.
ANATOMY

This multicolored rendering of Theraphosa blondi, a South American bird-eating spider, reveals the complexity of this arachnid's anatomy. Learn about the tarantula's organs by clicking on the color key at left.







.

Book lungs
Air moves through the tarantula's four book lungs where oxygen diffuses into the bloodstream. Stacked side by side are alternating spaces of air and blood, which resemble the leaves of a book, hence the apt name of book lung.











.

Heart
The slender heart tube is connected by ligaments to the exoskeleton. Blood pulses out of branching arteries and into the open body of the tarantula and then returns to the heart through a series of slits, or ostia, located along the wall of the heart.











.

Nervous System
Located in the head, two compact clusters of nerve ganglia form the tarantula's central nervous system. Nerves radiate from this control center to the rest of the tarantula.











.

Digestive tract
To process their liquid meals, tarantulas have developed an extensive digestive tract consisting of an esophagus, sucking stomach, midgut, and excretory organs. Such an efficient system permits the tarantula to go for over a month without eating.










.

Eggs
The tarantula's abdomen swells with eggs just prior to their release into a cocoon. Packed with energy, the egg cell's yolk contains all the energy needed for the embryo to develop into a juvenile tarantula.











.

Silk glands
At least three different silk glands reside within the tarantula's abdomen.
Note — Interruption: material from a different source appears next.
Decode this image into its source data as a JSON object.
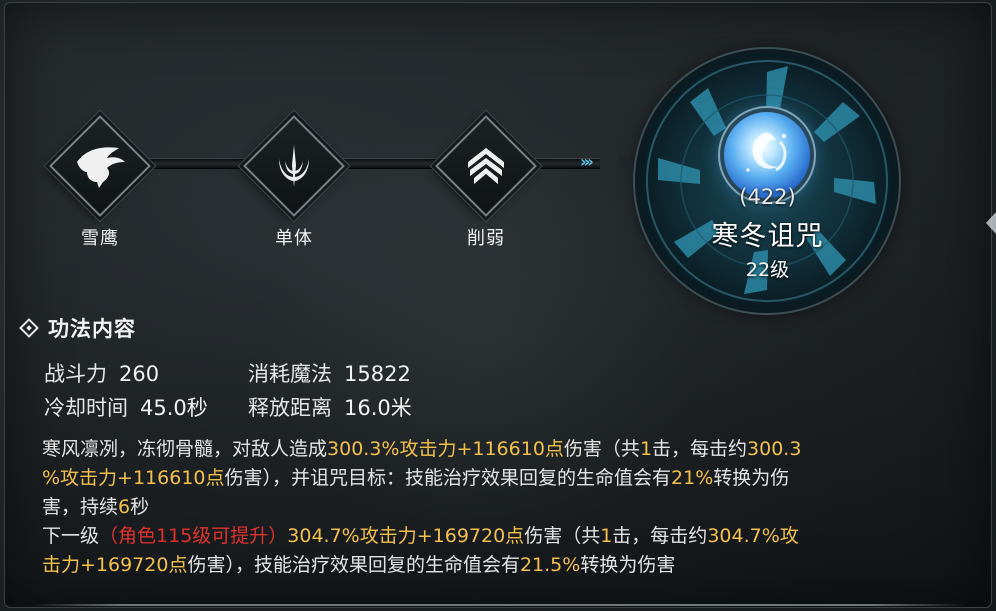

While inside the glands, the silk is liquid. The transformation to a solid thread results from tension when the silk is excreted through spinnerets.